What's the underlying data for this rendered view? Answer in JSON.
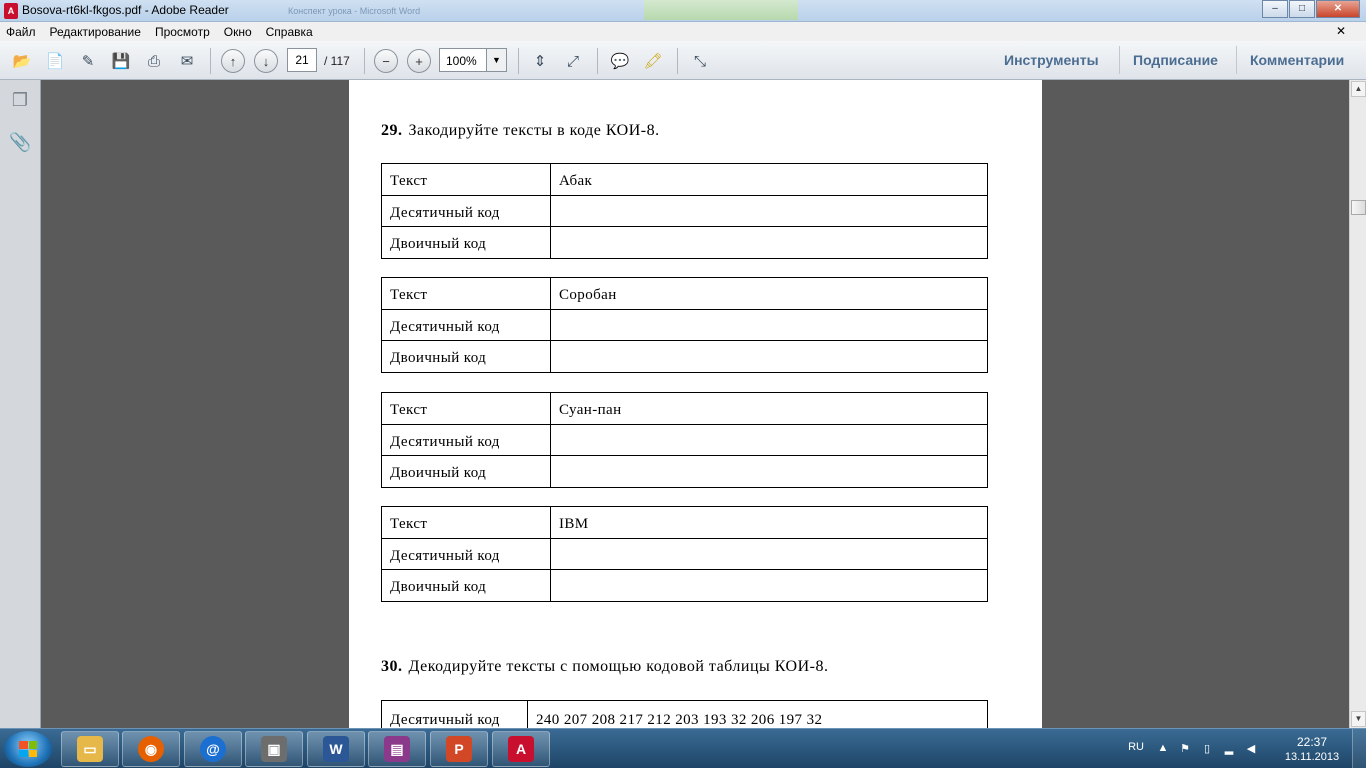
{
  "window": {
    "title": "Bosova-rt6kl-fkgos.pdf - Adobe Reader",
    "background_title": "Конспект урока - Microsoft Word",
    "minimize": "–",
    "maximize": "□",
    "close": "✕"
  },
  "menu": {
    "items": [
      "Файл",
      "Редактирование",
      "Просмотр",
      "Окно",
      "Справка"
    ],
    "close": "✕"
  },
  "toolbar": {
    "current_page": "21",
    "total_pages": "/ 117",
    "zoom": "100%",
    "tools_tab": "Инструменты",
    "sign_tab": "Подписание",
    "comments_tab": "Комментарии"
  },
  "document": {
    "q29_number": "29.",
    "q29_text": "Закодируйте тексты в коде КОИ-8.",
    "tables": [
      {
        "text_label": "Текст",
        "text_value": "Абак",
        "dec_label": "Десятичный код",
        "bin_label": "Двоичный код"
      },
      {
        "text_label": "Текст",
        "text_value": "Соробан",
        "dec_label": "Десятичный код",
        "bin_label": "Двоичный код"
      },
      {
        "text_label": "Текст",
        "text_value": "Суан-пан",
        "dec_label": "Десятичный код",
        "bin_label": "Двоичный код"
      },
      {
        "text_label": "Текст",
        "text_value": "IBM",
        "dec_label": "Десятичный код",
        "bin_label": "Двоичный код"
      }
    ],
    "q30_number": "30.",
    "q30_text": "Декодируйте тексты с помощью кодовой таблицы КОИ-8.",
    "decode_label": "Десятичный код",
    "decode_values": "240 207 208 217 212 203 193 32 206 197 32"
  },
  "taskbar": {
    "language": "RU",
    "time": "22:37",
    "date": "13.11.2013"
  },
  "colors": {
    "toolbar_tab": "#4b6d92",
    "taskbar": "#1e4567",
    "doc_background": "#5a5a5a"
  }
}
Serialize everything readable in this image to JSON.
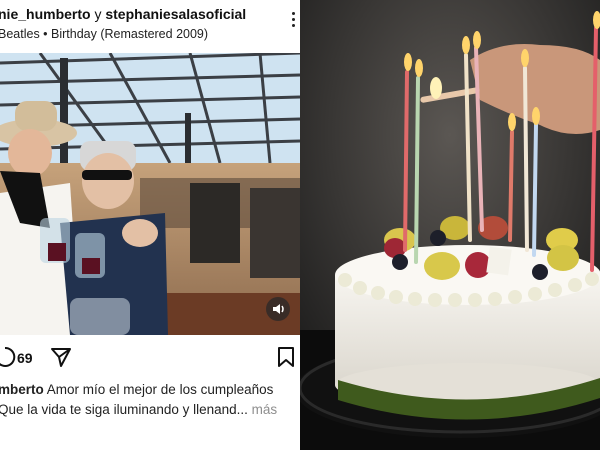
{
  "post": {
    "usernames_text": "nie_humberto",
    "joiner": " y ",
    "coauthor": "stephaniesalasoficial",
    "song": "Beatles • Birthday (Remastered 2009)",
    "comment_count": "69",
    "caption": {
      "user": "mberto",
      "line1_text": " Amor mío el mejor de los cumpleaños",
      "line2_text": "Que la vida te siga iluminando y llenand...",
      "more": " más"
    }
  },
  "icons": {
    "more": "more-options-icon",
    "comment": "comment-icon",
    "share": "share-icon",
    "save": "bookmark-icon",
    "mute": "speaker-icon"
  },
  "colors": {
    "text": "#111111",
    "muted": "#8e8e8e",
    "cake_frosting": "#f4f1ea",
    "candle_flame": "#ffd46b"
  }
}
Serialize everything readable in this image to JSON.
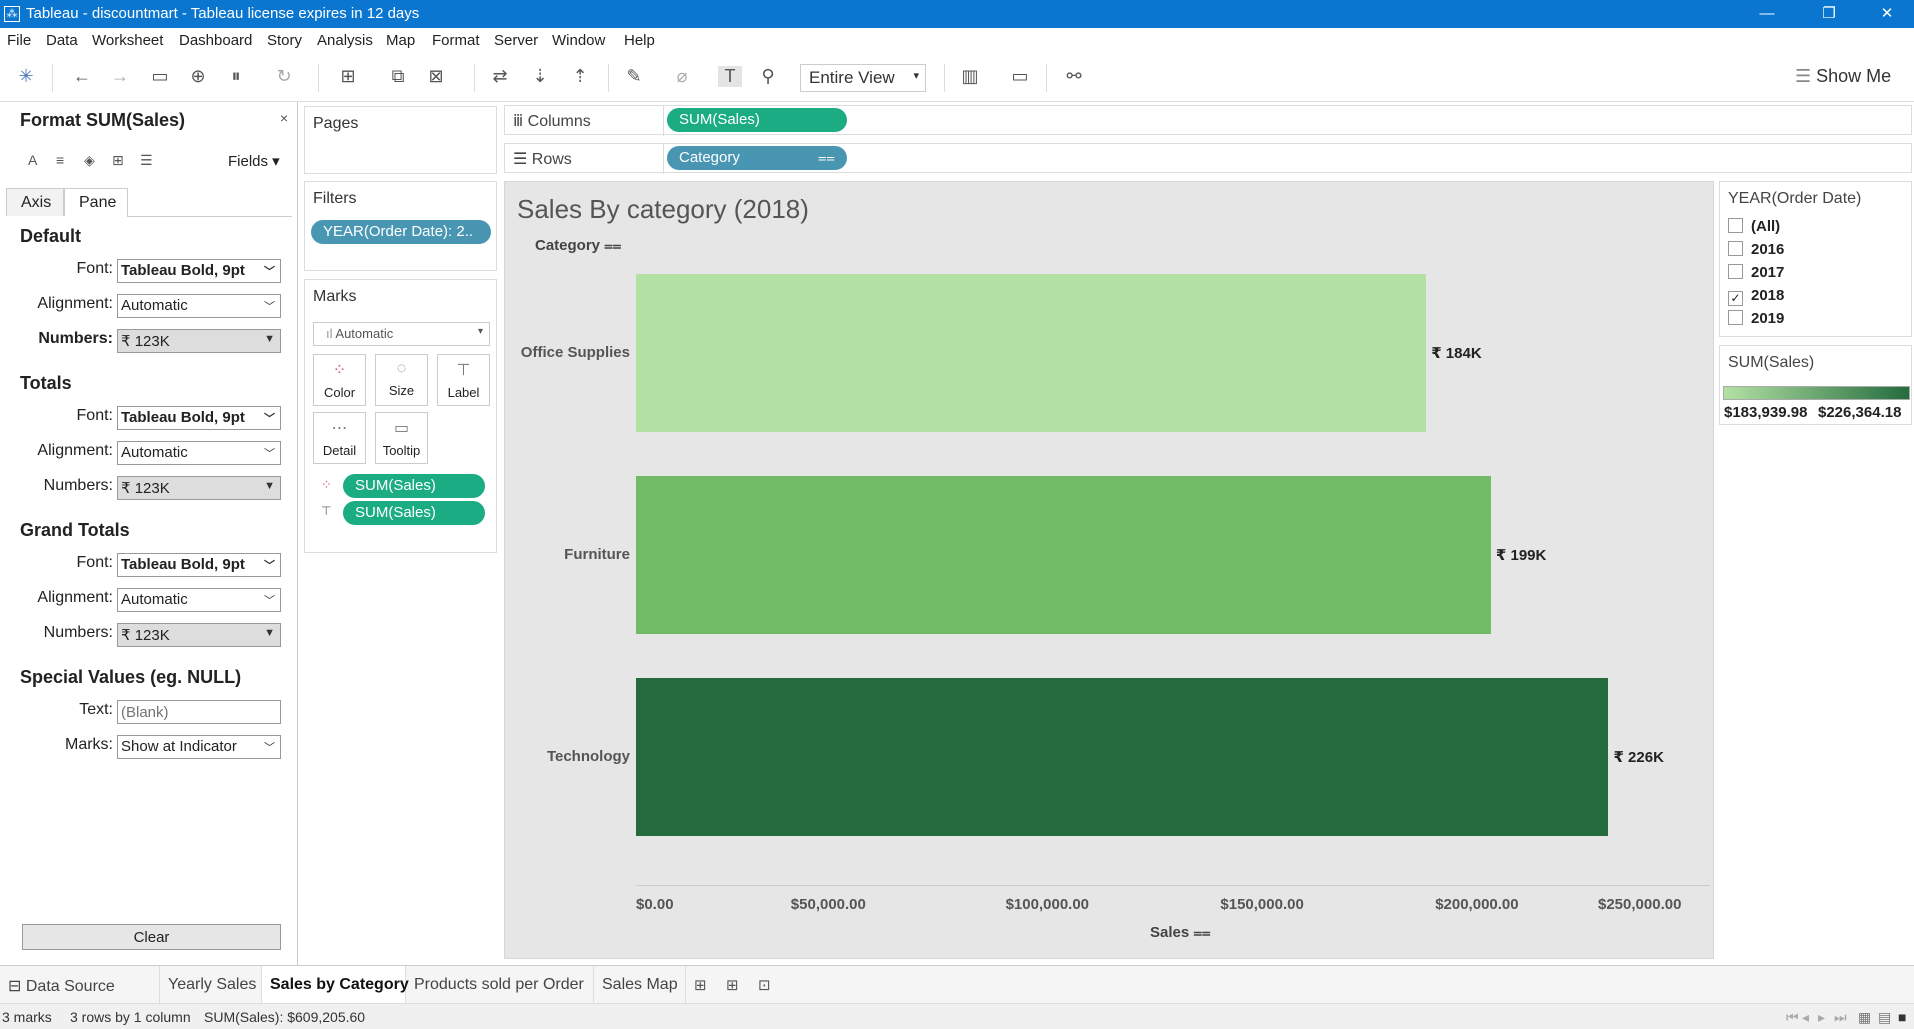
{
  "window": {
    "title": "Tableau - discountmart - Tableau license expires in 12 days",
    "minimize": "—",
    "restore": "❐",
    "close": "✕"
  },
  "menu": [
    "File",
    "Data",
    "Worksheet",
    "Dashboard",
    "Story",
    "Analysis",
    "Map",
    "Format",
    "Server",
    "Window",
    "Help"
  ],
  "toolbar": {
    "fit": "Entire View",
    "show_me": "Show Me",
    "icons": [
      "tableau-logo-icon",
      "undo-icon",
      "redo-icon",
      "save-icon",
      "new-datasource-icon",
      "pause-updates-icon",
      "refresh-icon",
      "new-worksheet-icon",
      "duplicate-icon",
      "clear-sheet-icon",
      "swap-icon",
      "sort-asc-icon",
      "sort-desc-icon",
      "highlight-icon",
      "group-icon",
      "show-labels-icon",
      "fix-axes-icon",
      "fit-icon",
      "show-cards-icon",
      "presentation-icon",
      "share-icon"
    ]
  },
  "format_pane": {
    "title": "Format SUM(Sales)",
    "close": "×",
    "fields": "Fields ▾",
    "tabs": [
      "Axis",
      "Pane"
    ],
    "active_tab": "Pane",
    "sections": {
      "default": {
        "heading": "Default",
        "font_label": "Font:",
        "font_value": "Tableau Bold, 9pt",
        "align_label": "Alignment:",
        "align_value": "Automatic",
        "numbers_label": "Numbers:",
        "numbers_value": "₹ 123K"
      },
      "totals": {
        "heading": "Totals",
        "font_label": "Font:",
        "font_value": "Tableau Bold, 9pt",
        "align_label": "Alignment:",
        "align_value": "Automatic",
        "numbers_label": "Numbers:",
        "numbers_value": "₹ 123K"
      },
      "grand_totals": {
        "heading": "Grand Totals",
        "font_label": "Font:",
        "font_value": "Tableau Bold, 9pt",
        "align_label": "Alignment:",
        "align_value": "Automatic",
        "numbers_label": "Numbers:",
        "numbers_value": "₹ 123K"
      },
      "special": {
        "heading": "Special Values (eg. NULL)",
        "text_label": "Text:",
        "text_placeholder": "(Blank)",
        "marks_label": "Marks:",
        "marks_value": "Show at Indicator"
      }
    },
    "clear": "Clear"
  },
  "cards": {
    "pages": "Pages",
    "filters": "Filters",
    "filter_pill": "YEAR(Order Date): 2..",
    "marks": "Marks",
    "mark_type": "Automatic",
    "mark_buttons": [
      "Color",
      "Size",
      "Label",
      "Detail",
      "Tooltip"
    ],
    "mark_pills": [
      "SUM(Sales)",
      "SUM(Sales)"
    ]
  },
  "shelves": {
    "columns_label": "Columns",
    "columns_pill": "SUM(Sales)",
    "rows_label": "Rows",
    "rows_pill": "Category"
  },
  "viz": {
    "title": "Sales By category (2018)",
    "row_header": "Category ⩵",
    "x_title": "Sales ⩵"
  },
  "chart_data": {
    "type": "bar",
    "orientation": "horizontal",
    "title": "Sales By category (2018)",
    "xlabel": "Sales",
    "ylabel": "Category",
    "categories": [
      "Office Supplies",
      "Furniture",
      "Technology"
    ],
    "values": [
      183939.98,
      199000,
      226364.18
    ],
    "data_labels": [
      "₹ 184K",
      "₹ 199K",
      "₹ 226K"
    ],
    "colors": [
      "#b3e1a4",
      "#72bb66",
      "#246c3e"
    ],
    "xlim": [
      0,
      250000
    ],
    "xticks": [
      0,
      50000,
      100000,
      150000,
      200000,
      250000
    ],
    "xtick_labels": [
      "$0.00",
      "$50,000.00",
      "$100,000.00",
      "$150,000.00",
      "$200,000.00",
      "$250,000.00"
    ],
    "grid": false
  },
  "legends": {
    "year_title": "YEAR(Order Date)",
    "year_items": [
      {
        "label": "(All)",
        "checked": false
      },
      {
        "label": "2016",
        "checked": false
      },
      {
        "label": "2017",
        "checked": false
      },
      {
        "label": "2018",
        "checked": true
      },
      {
        "label": "2019",
        "checked": false
      }
    ],
    "sales_title": "SUM(Sales)",
    "sales_min": "$183,939.98",
    "sales_max": "$226,364.18"
  },
  "sheets": {
    "data_source": "Data Source",
    "tabs": [
      "Yearly Sales",
      "Sales by Category",
      "Products sold per Order",
      "Sales Map"
    ],
    "active": "Sales by Category"
  },
  "status": {
    "marks": "3 marks",
    "rows": "3 rows by 1 column",
    "sum": "SUM(Sales): $609,205.60"
  }
}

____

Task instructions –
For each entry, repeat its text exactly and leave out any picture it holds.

Written answer –
What's the underlying data for this rendered view? Answer in JSON.
{
  "window": {
    "title": "Bosova-rt6kl-fkgos.pdf - Adobe Reader",
    "background_title": "Конспект урока - Microsoft Word",
    "minimize": "–",
    "maximize": "□",
    "close": "✕"
  },
  "menu": {
    "items": [
      "Файл",
      "Редактирование",
      "Просмотр",
      "Окно",
      "Справка"
    ],
    "close": "✕"
  },
  "toolbar": {
    "current_page": "21",
    "total_pages": "/ 117",
    "zoom": "100%",
    "tools_tab": "Инструменты",
    "sign_tab": "Подписание",
    "comments_tab": "Комментарии"
  },
  "document": {
    "q29_number": "29.",
    "q29_text": "Закодируйте тексты в коде КОИ-8.",
    "tables": [
      {
        "text_label": "Текст",
        "text_value": "Абак",
        "dec_label": "Десятичный код",
        "bin_label": "Двоичный код"
      },
      {
        "text_label": "Текст",
        "text_value": "Соробан",
        "dec_label": "Десятичный код",
        "bin_label": "Двоичный код"
      },
      {
        "text_label": "Текст",
        "text_value": "Суан-пан",
        "dec_label": "Десятичный код",
        "bin_label": "Двоичный код"
      },
      {
        "text_label": "Текст",
        "text_value": "IBM",
        "dec_label": "Десятичный код",
        "bin_label": "Двоичный код"
      }
    ],
    "q30_number": "30.",
    "q30_text": "Декодируйте тексты с помощью кодовой таблицы КОИ-8.",
    "decode_label": "Десятичный код",
    "decode_values": "240 207 208 217 212 203 193 32 206 197 32"
  },
  "taskbar": {
    "language": "RU",
    "time": "22:37",
    "date": "13.11.2013"
  },
  "colors": {
    "toolbar_tab": "#4b6d92",
    "taskbar": "#1e4567",
    "doc_background": "#5a5a5a"
  }
}
Serialize everything readable in this image to JSON.
{
  "post": {
    "usernames_text": "nie_humberto",
    "joiner": " y ",
    "coauthor": "stephaniesalasoficial",
    "song": "Beatles • Birthday (Remastered 2009)",
    "comment_count": "69",
    "caption": {
      "user": "mberto",
      "line1_text": " Amor mío el mejor de los cumpleaños",
      "line2_text": "Que la vida te siga iluminando y llenand...",
      "more": " más"
    }
  },
  "icons": {
    "more": "more-options-icon",
    "comment": "comment-icon",
    "share": "share-icon",
    "save": "bookmark-icon",
    "mute": "speaker-icon"
  },
  "colors": {
    "text": "#111111",
    "muted": "#8e8e8e",
    "cake_frosting": "#f4f1ea",
    "candle_flame": "#ffd46b"
  }
}
Serialize everything readable in this image to JSON.
{
  "window": {
    "title": "Tableau - discountmart - Tableau license expires in 12 days",
    "minimize": "—",
    "restore": "❐",
    "close": "✕"
  },
  "menu": [
    "File",
    "Data",
    "Worksheet",
    "Dashboard",
    "Story",
    "Analysis",
    "Map",
    "Format",
    "Server",
    "Window",
    "Help"
  ],
  "toolbar": {
    "fit": "Entire View",
    "show_me": "Show Me",
    "icons": [
      "tableau-logo-icon",
      "undo-icon",
      "redo-icon",
      "save-icon",
      "new-datasource-icon",
      "pause-updates-icon",
      "refresh-icon",
      "new-worksheet-icon",
      "duplicate-icon",
      "clear-sheet-icon",
      "swap-icon",
      "sort-asc-icon",
      "sort-desc-icon",
      "highlight-icon",
      "group-icon",
      "show-labels-icon",
      "fix-axes-icon",
      "fit-icon",
      "show-cards-icon",
      "presentation-icon",
      "share-icon"
    ]
  },
  "format_pane": {
    "title": "Format SUM(Sales)",
    "close": "×",
    "fields": "Fields ▾",
    "tabs": [
      "Axis",
      "Pane"
    ],
    "active_tab": "Pane",
    "sections": {
      "default": {
        "heading": "Default",
        "font_label": "Font:",
        "font_value": "Tableau Bold, 9pt",
        "align_label": "Alignment:",
        "align_value": "Automatic",
        "numbers_label": "Numbers:",
        "numbers_value": "₹ 123K"
      },
      "totals": {
        "heading": "Totals",
        "font_label": "Font:",
        "font_value": "Tableau Bold, 9pt",
        "align_label": "Alignment:",
        "align_value": "Automatic",
        "numbers_label": "Numbers:",
        "numbers_value": "₹ 123K"
      },
      "grand_totals": {
        "heading": "Grand Totals",
        "font_label": "Font:",
        "font_value": "Tableau Bold, 9pt",
        "align_label": "Alignment:",
        "align_value": "Automatic",
        "numbers_label": "Numbers:",
        "numbers_value": "₹ 123K"
      },
      "special": {
        "heading": "Special Values (eg. NULL)",
        "text_label": "Text:",
        "text_placeholder": "(Blank)",
        "marks_label": "Marks:",
        "marks_value": "Show at Indicator"
      }
    },
    "clear": "Clear"
  },
  "cards": {
    "pages": "Pages",
    "filters": "Filters",
    "filter_pill": "YEAR(Order Date): 2..",
    "marks": "Marks",
    "mark_type": "Automatic",
    "mark_buttons": [
      "Color",
      "Size",
      "Label",
      "Detail",
      "Tooltip"
    ],
    "mark_pills": [
      "SUM(Sales)",
      "SUM(Sales)"
    ]
  },
  "shelves": {
    "columns_label": "Columns",
    "columns_pill": "SUM(Sales)",
    "rows_label": "Rows",
    "rows_pill": "Category"
  },
  "viz": {
    "title": "Sales By category (2018)",
    "row_header": "Category ⩵",
    "x_title": "Sales ⩵"
  },
  "chart_data": {
    "type": "bar",
    "orientation": "horizontal",
    "title": "Sales By category (2018)",
    "xlabel": "Sales",
    "ylabel": "Category",
    "categories": [
      "Office Supplies",
      "Furniture",
      "Technology"
    ],
    "values": [
      183939.98,
      199000,
      226364.18
    ],
    "data_labels": [
      "₹ 184K",
      "₹ 199K",
      "₹ 226K"
    ],
    "colors": [
      "#b3e1a4",
      "#72bb66",
      "#246c3e"
    ],
    "xlim": [
      0,
      250000
    ],
    "xticks": [
      0,
      50000,
      100000,
      150000,
      200000,
      250000
    ],
    "xtick_labels": [
      "$0.00",
      "$50,000.00",
      "$100,000.00",
      "$150,000.00",
      "$200,000.00",
      "$250,000.00"
    ],
    "grid": false
  },
  "legends": {
    "year_title": "YEAR(Order Date)",
    "year_items": [
      {
        "label": "(All)",
        "checked": false
      },
      {
        "label": "2016",
        "checked": false
      },
      {
        "label": "2017",
        "checked": false
      },
      {
        "label": "2018",
        "checked": true
      },
      {
        "label": "2019",
        "checked": false
      }
    ],
    "sales_title": "SUM(Sales)",
    "sales_min": "$183,939.98",
    "sales_max": "$226,364.18"
  },
  "sheets": {
    "data_source": "Data Source",
    "tabs": [
      "Yearly Sales",
      "Sales by Category",
      "Products sold per Order",
      "Sales Map"
    ],
    "active": "Sales by Category"
  },
  "status": {
    "marks": "3 marks",
    "rows": "3 rows by 1 column",
    "sum": "SUM(Sales): $609,205.60"
  }
}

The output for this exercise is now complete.